Tuesday, August 02, 2016

Bait Shops, Box Turtles, and Barack Obama

Ed Dunlop and Joker

There was part of Barack Obama's speech at the Democratic National Convention that made me reel with gratitude and think of bird dogs and dry Sycamore leaves, bait shops, and box turtles. Barack said:

You know, there’s been a lot of talk in this campaign about what America’s lost – people who tell us that our way of life is being undermined by pernicious changes and dark forces beyond our control. They tell voters there’s a “real America” out there that must be restored. This isn’t an idea that started with Donald Trump. It’s been peddled by politicians for a long time – probably from the start of our Republic.

And it’s got me thinking about the story I told you twelve years ago tonight, about my Kansas grandparents and the things they taught me when I was growing up. They came from the heartland; their ancestors began settling there about 200 years ago. They were Scotch-Irish mostly, farmers, teachers, ranch hands, pharmacists, oil rig workers. Hardy, small town folks. Some were Democrats, but a lot of them were Republicans. My grandparents explained that they didn’t like show-offs. They didn’t admire braggarts or bullies. They didn’t respect mean-spiritedness, or folks who were always looking for shortcuts in life. Instead, they valued traits like honesty and hard work.

Kindness and courtesy. Humility; responsibility; helping each other out.

That’s what they believed in. True things. Things that last. The things we try to teach our kids.

And what my grandparents understood was that these values weren’t limited to Kansas. They weren’t limited to small towns. These values could travel to Hawaii; even the other side of the world, where my mother would end up working to help poor women get a better life. They knew these values weren’t reserved for one race; they could be passed down to a half-Kenyan grandson, or a half-Asian granddaughter; in fact, they were the same values Michelle’s parents, the descendants of slaves, taught their own kids living in a bungalow on the South Side of Chicago. They knew these values were exactly what drew immigrants here, and they believed that the children of those immigrants were just as American as their own, whether they wore a cowboy hat or a yarmulke; a baseball cap or a hijab.

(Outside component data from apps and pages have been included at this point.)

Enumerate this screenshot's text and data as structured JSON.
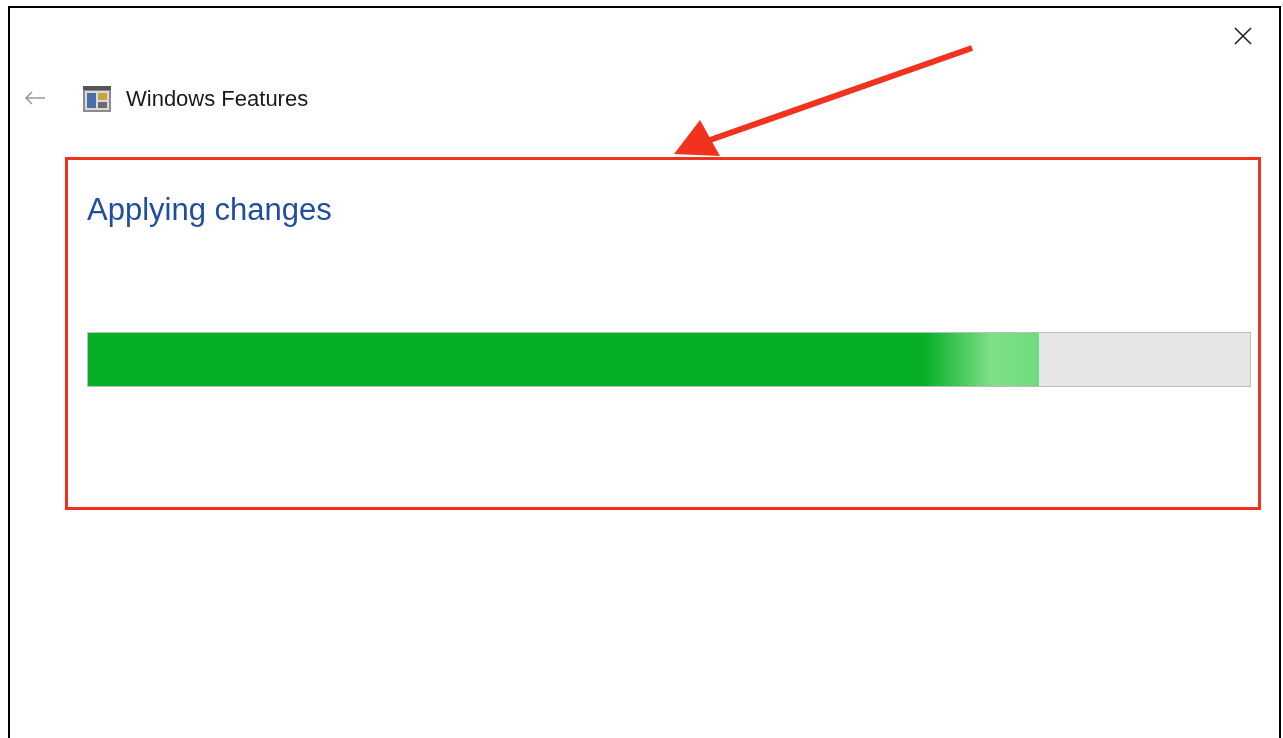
{
  "window": {
    "title": "Windows Features"
  },
  "heading": "Applying changes",
  "progress": {
    "level": 0.818
  }
}
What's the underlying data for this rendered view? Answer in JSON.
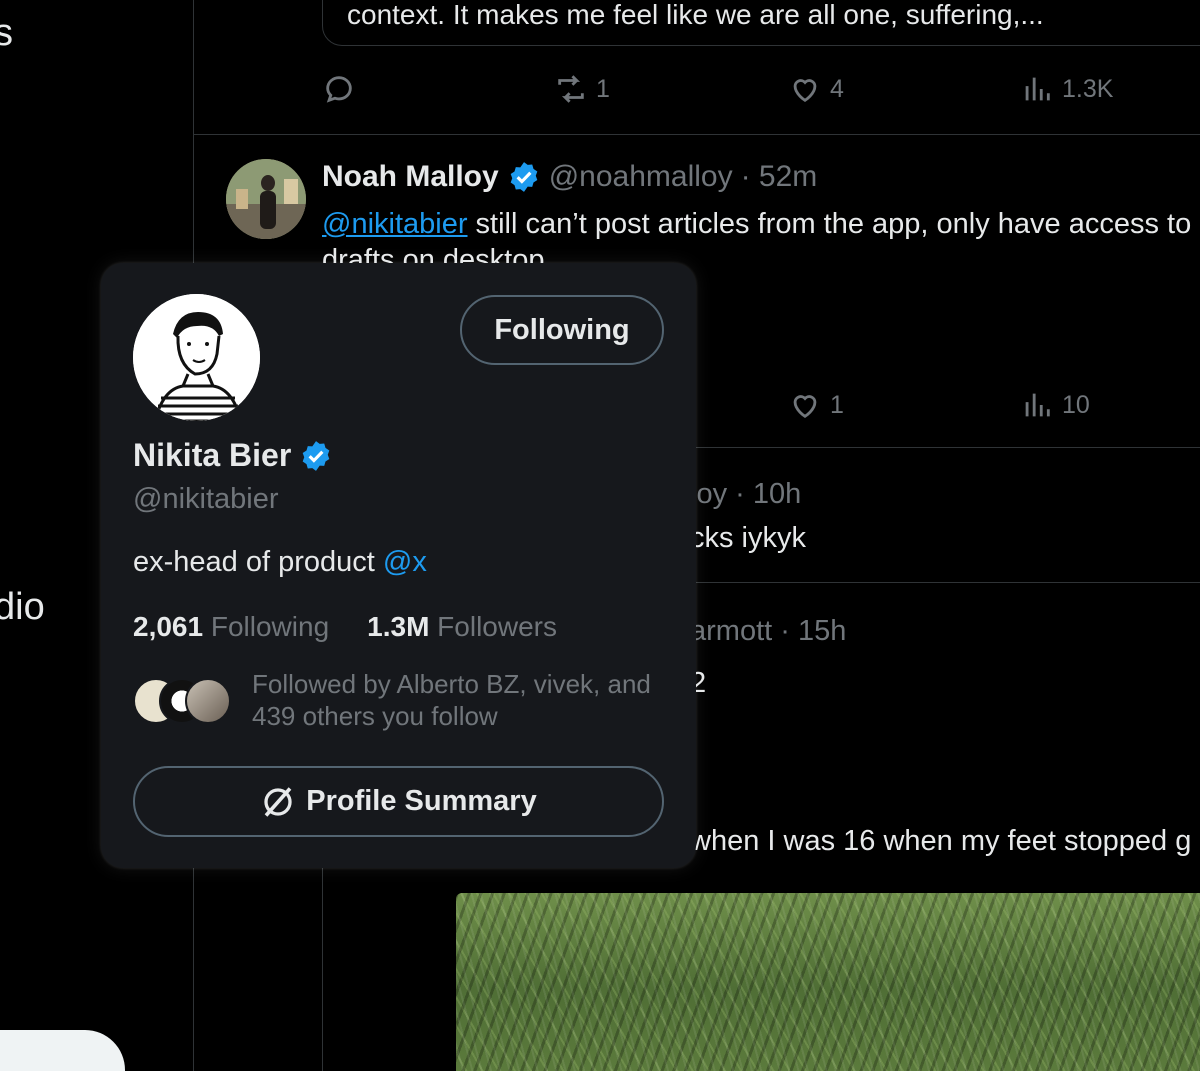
{
  "sidebar": {
    "top_fragment": "s",
    "mid_fragment": "dio"
  },
  "quoted_tweet": {
    "text": "context. It makes me feel like we are all one, suffering,..."
  },
  "tweet1_actions": {
    "reply_count": "",
    "retweet_count": "1",
    "like_count": "4",
    "views_count": "1.3K"
  },
  "tweet2": {
    "name": "Noah Malloy",
    "handle": "@noahmalloy",
    "time": "· 52m",
    "mention": "@nikitabier",
    "text": " still can’t post articles from the app, only have access to",
    "text_line2": "drafts on desktop",
    "like_count": "1",
    "views_count": "10"
  },
  "tweet3": {
    "meta_fragment": "loy · 10h",
    "text_fragment": "cks iykyk"
  },
  "tweet4": {
    "meta_fragment": "armott · 15h",
    "text_fragment": "2",
    "body_fragment": "when I was 16 when my feet stopped g"
  },
  "hover_card": {
    "follow_button": "Following",
    "name": "Nikita Bier",
    "handle": "@nikitabier",
    "bio_text": "ex-head of product ",
    "bio_link": "@x",
    "following_count": "2,061",
    "following_label": "Following",
    "followers_count": "1.3M",
    "followers_label": "Followers",
    "followed_by": "Followed by Alberto BZ, vivek, and 439 others you follow",
    "summary_button": "Profile Summary"
  },
  "colors": {
    "background": "#000000",
    "card": "#16181c",
    "accent": "#1d9bf0",
    "muted": "#71767b",
    "border": "#2f3336"
  },
  "icons": [
    "reply-icon",
    "retweet-icon",
    "like-icon",
    "views-icon",
    "verified-badge-icon",
    "grok-icon"
  ]
}
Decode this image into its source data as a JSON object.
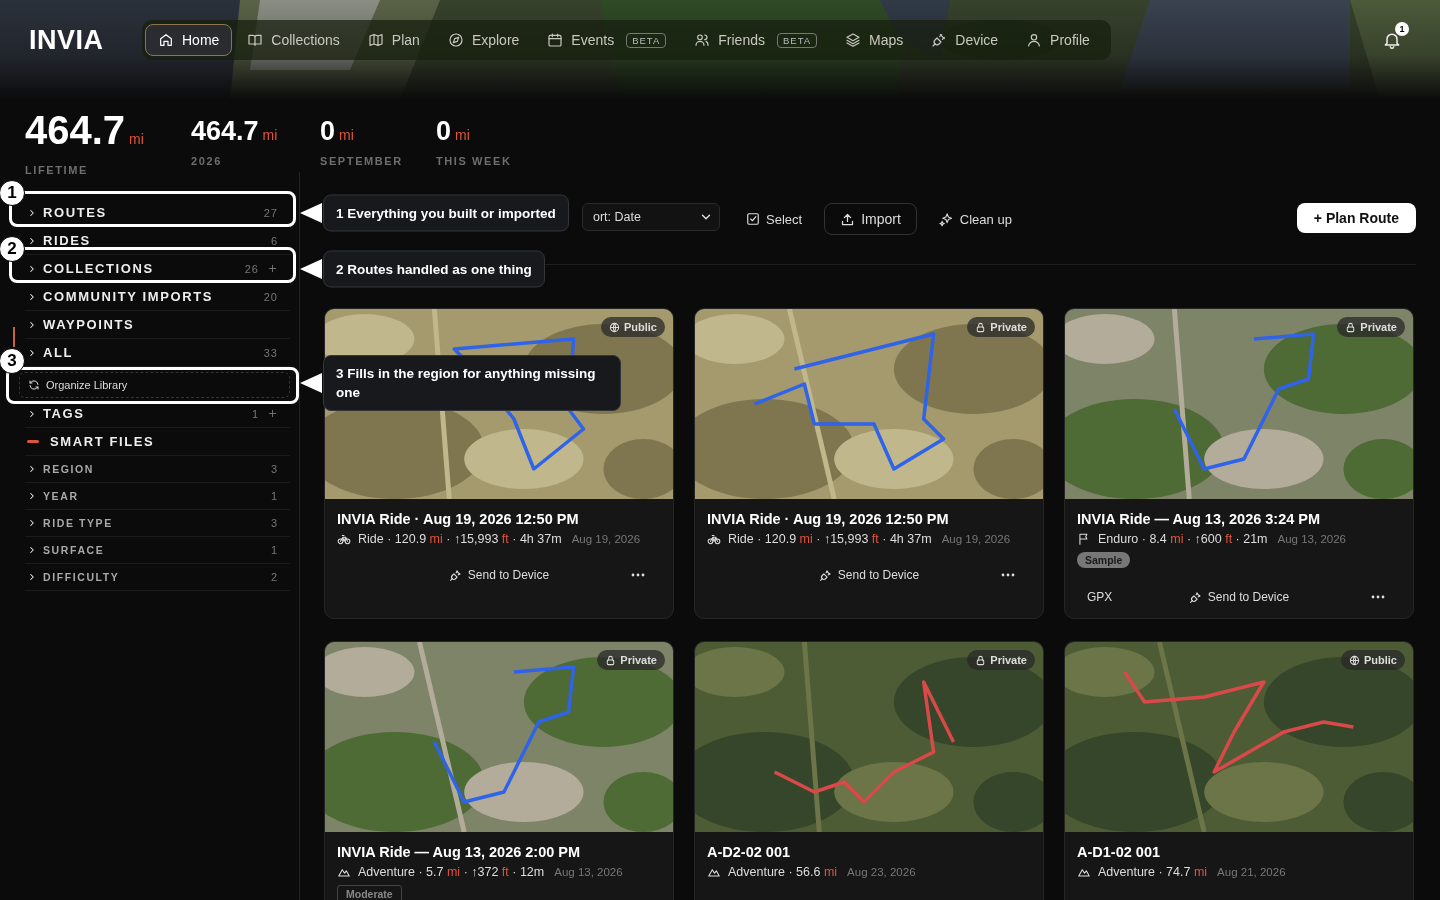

America has changed over the years. But these values my grandparents taught me – they haven’t gone anywhere. They’re as strong as ever; still cherished by people of every party, every race, and every faith. They live on in each of us. What makes us American, what makes us patriots, is what’s in here. That’s what matters. That’s why we can take the food and music and holidays and styles of other countries, and blend it into something uniquely our own. That’s why we can attract strivers and entrepreneurs from around the globe to build new factories and create new industries here. That’s why our military can look the way it does, every shade of humanity, forged into common service. That’s why anyone who threatens our values, whether fascists or communists or jihadists or homegrown demagogues, will always fail in the end.

That’s America. Those bonds of affection; that common creed. We don’t fear the future; we shape it, embrace it, as one people, stronger together than we are on our own.

So why was this part of the speech so deeply personal to me?

Simple. Barack and I have parents and grandparents that came from the same place and who had the same values.

Literally.


This is a picture of Joker and Duke, two pointers that my grandfather had in Augusta, Kansas back in 1937. 

Back then Pointers were a great deal more massive than they are today, as they were bred to work with men riding horses. 

That's my mother between the two dogs.

Another young lady living in this same small Kansas town at the same time was Madelyn Lee Payne, Barack Obama's grandmother, and the woman who raised Barack from the age of 10 onward.

The 1935 census says my Grandfather, Robert E. Dunlop, was the "still man" at the local refinery and he was making $496 a month, which seems to have made him more skilled and better paid than his immediate neighbors. The house they lived in, at 1223 Ohio Street, was worth $4,500 at the time.

Rolla Payne, Madelyn Payne's father, is listed as a "bookkeeper for an oil company" --  the same refinery as the one where my grandfather worked. 

Augusta, Kansas was an oil company refinery townThe Payne's lived at 1136 State Street, only six and half blocks away from my mother and my grandparents. 

Like my grandparents, the Paynes were Methodists. Being devout, they no doubt attended the only Methodist church in town, along with my grandmother.  My grandfather was not much for church attendance!

Bottom line:  It's a small and very interconnected world, and there have always been hunting dogs in it and people with good solid values! 

Today, Barack Obama and I live and work within a few miles of each other.  I was born in Africa, and have traveled over a great deal of the world at one time or another.  My kids are Korean-Americans with the values of their grandmother coursing through their veins.

Really, I think Barack and I should meet, don't you?!

Ed Dunlop and Duke

2 comments:

Giz Rhoads said...

Exactly what the world needs to remember now......our commonality.

DJEMBEMOTION said...

Come on, Obamas much more common and Patrick is much more exceptional.